The answer should be each line of the records that contains the word "Twórz"; please copy them all.

:: Recorded data ::

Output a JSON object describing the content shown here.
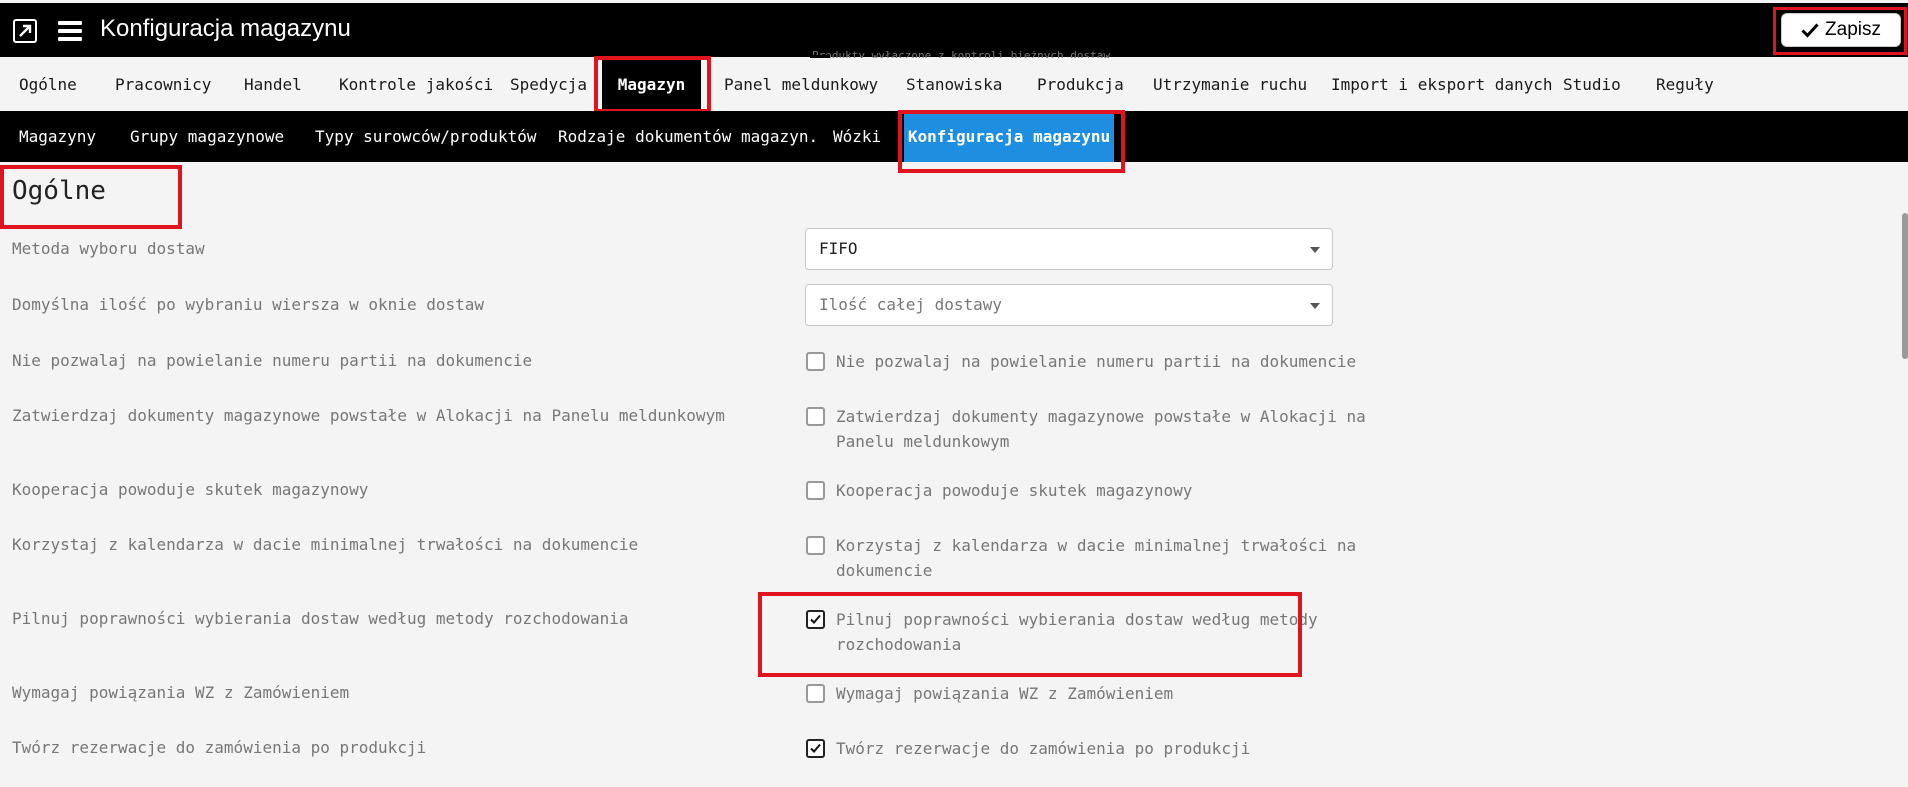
{
  "header": {
    "title": "Konfiguracja magazynu",
    "save_label": "Zapisz",
    "ghost_text": "Produkty wyłączone z kontroli bieżnych dostaw"
  },
  "main_tabs": [
    {
      "label": "Ogólne"
    },
    {
      "label": "Pracownicy"
    },
    {
      "label": "Handel"
    },
    {
      "label": "Kontrole jakości"
    },
    {
      "label": "Spedycja"
    },
    {
      "label": "Magazyn"
    },
    {
      "label": "Panel meldunkowy"
    },
    {
      "label": "Stanowiska"
    },
    {
      "label": "Produkcja"
    },
    {
      "label": "Utrzymanie ruchu"
    },
    {
      "label": "Import i eksport danych"
    },
    {
      "label": "Studio"
    },
    {
      "label": "Reguły"
    }
  ],
  "active_main_tab": "Magazyn",
  "sub_tabs": [
    {
      "label": "Magazyny"
    },
    {
      "label": "Grupy magazynowe"
    },
    {
      "label": "Typy surowców/produktów"
    },
    {
      "label": "Rodzaje dokumentów magazyn."
    },
    {
      "label": "Wózki"
    },
    {
      "label": "Konfiguracja magazynu"
    }
  ],
  "active_sub_tab": "Konfiguracja magazynu",
  "section": {
    "title": "Ogólne",
    "rows": [
      {
        "label": "Metoda wyboru dostaw",
        "control": "select",
        "value": "FIFO"
      },
      {
        "label": "Domyślna ilość po wybraniu wiersza w oknie dostaw",
        "control": "select",
        "value": "Ilość całej dostawy"
      },
      {
        "label": "Nie pozwalaj na powielanie numeru partii na dokumencie",
        "control": "checkbox",
        "checked": false,
        "text_line1": "Nie pozwalaj na powielanie numeru partii na dokumencie",
        "text_line2": ""
      },
      {
        "label": "Zatwierdzaj dokumenty magazynowe powstałe w Alokacji na Panelu meldunkowym",
        "control": "checkbox",
        "checked": false,
        "text_line1": "Zatwierdzaj dokumenty magazynowe powstałe w Alokacji na",
        "text_line2": "Panelu meldunkowym"
      },
      {
        "label": "Kooperacja powoduje skutek magazynowy",
        "control": "checkbox",
        "checked": false,
        "text_line1": "Kooperacja powoduje skutek magazynowy",
        "text_line2": ""
      },
      {
        "label": "Korzystaj z kalendarza w dacie minimalnej trwałości na dokumencie",
        "control": "checkbox",
        "checked": false,
        "text_line1": "Korzystaj z kalendarza w dacie minimalnej trwałości na",
        "text_line2": "dokumencie"
      },
      {
        "label": "Pilnuj poprawności wybierania dostaw według metody rozchodowania",
        "control": "checkbox",
        "checked": true,
        "text_line1": "Pilnuj poprawności wybierania dostaw według metody",
        "text_line2": "rozchodowania"
      },
      {
        "label": "Wymagaj powiązania WZ z Zamówieniem",
        "control": "checkbox",
        "checked": false,
        "text_line1": "Wymagaj powiązania WZ z Zamówieniem",
        "text_line2": ""
      },
      {
        "label": "Twórz rezerwacje do zamówienia po produkcji",
        "control": "checkbox",
        "checked": true,
        "text_line1": "Twórz rezerwacje do zamówienia po produkcji",
        "text_line2": ""
      }
    ]
  },
  "colors": {
    "accent": "#1e8fe0",
    "highlight": "#e0141e",
    "topbar": "#000000"
  },
  "icons": [
    "app-logo-icon",
    "hamburger-menu-icon",
    "checkmark-icon",
    "chevron-down-icon",
    "checkbox-check-icon"
  ]
}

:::

• **Task output**:
        "label": "Twórz rezerwacje do zamówienia po produkcji",
        "text_line1": "Twórz rezerwacje do zamówienia po produkcji",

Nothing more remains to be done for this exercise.